• **PROBLEM DETAILS**
Wherever "icon" appears in a line of the listing, report that line.

• **RECORDS TO USE**
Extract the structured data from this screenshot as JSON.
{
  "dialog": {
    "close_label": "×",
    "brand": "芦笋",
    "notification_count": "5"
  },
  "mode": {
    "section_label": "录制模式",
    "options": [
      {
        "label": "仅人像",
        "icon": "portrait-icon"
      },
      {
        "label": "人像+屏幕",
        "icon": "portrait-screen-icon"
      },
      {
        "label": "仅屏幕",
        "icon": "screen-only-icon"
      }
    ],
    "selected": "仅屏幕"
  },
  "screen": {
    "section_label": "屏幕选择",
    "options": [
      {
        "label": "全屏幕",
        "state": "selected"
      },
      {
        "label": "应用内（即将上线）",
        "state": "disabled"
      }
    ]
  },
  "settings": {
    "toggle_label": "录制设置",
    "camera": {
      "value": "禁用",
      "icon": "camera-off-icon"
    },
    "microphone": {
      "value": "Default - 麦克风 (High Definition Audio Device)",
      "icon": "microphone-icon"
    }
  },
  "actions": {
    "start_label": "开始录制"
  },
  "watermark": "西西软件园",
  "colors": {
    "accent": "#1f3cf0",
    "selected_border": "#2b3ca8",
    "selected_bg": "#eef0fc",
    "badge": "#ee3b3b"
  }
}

• **ANSWER BOX**
        "icon": "portrait-icon"
        "icon": "portrait-screen-icon"
        "icon": "screen-only-icon"
      "icon": "camera-off-icon"
      "icon": "microphone-icon"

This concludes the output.